WORK ITEM
Wherever a line of the records contains "http", copy that line.

DATA FOR REVIEW
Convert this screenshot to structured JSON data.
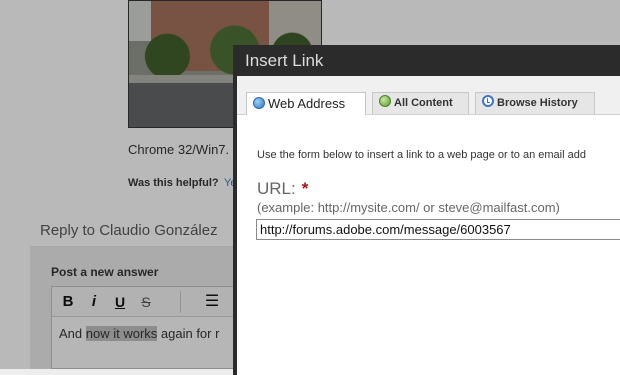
{
  "page": {
    "caption": "Chrome 32/Win7.",
    "helpful_question": "Was this helpful?",
    "helpful_yes": "Ye",
    "reply_heading": "Reply to Claudio González",
    "post_answer_label": "Post a new answer",
    "toolbar": {
      "bold": "B",
      "italic": "i",
      "underline": "U",
      "strike": "S",
      "list": "☰"
    },
    "editor_text_before": "And ",
    "editor_text_highlight": "now it works",
    "editor_text_after": " again for r"
  },
  "dialog": {
    "title": "Insert Link",
    "tabs": [
      {
        "label": "Web Address",
        "icon": "globe-icon",
        "active": true
      },
      {
        "label": "All Content",
        "icon": "all-content-icon",
        "active": false
      },
      {
        "label": "Browse History",
        "icon": "history-icon",
        "active": false
      }
    ],
    "instructions": "Use the form below to insert a link to a web page or to an email add",
    "url_label": "URL:",
    "required_mark": "*",
    "example": "(example: http://mysite.com/ or steve@mailfast.com)",
    "url_value": "http://forums.adobe.com/message/6003567"
  }
}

COMPLETED TASK
    "example": "(example: http://mysite.com/ or steve@mailfast.com)",
    "url_value": "http://forums.adobe.com/message/6003567"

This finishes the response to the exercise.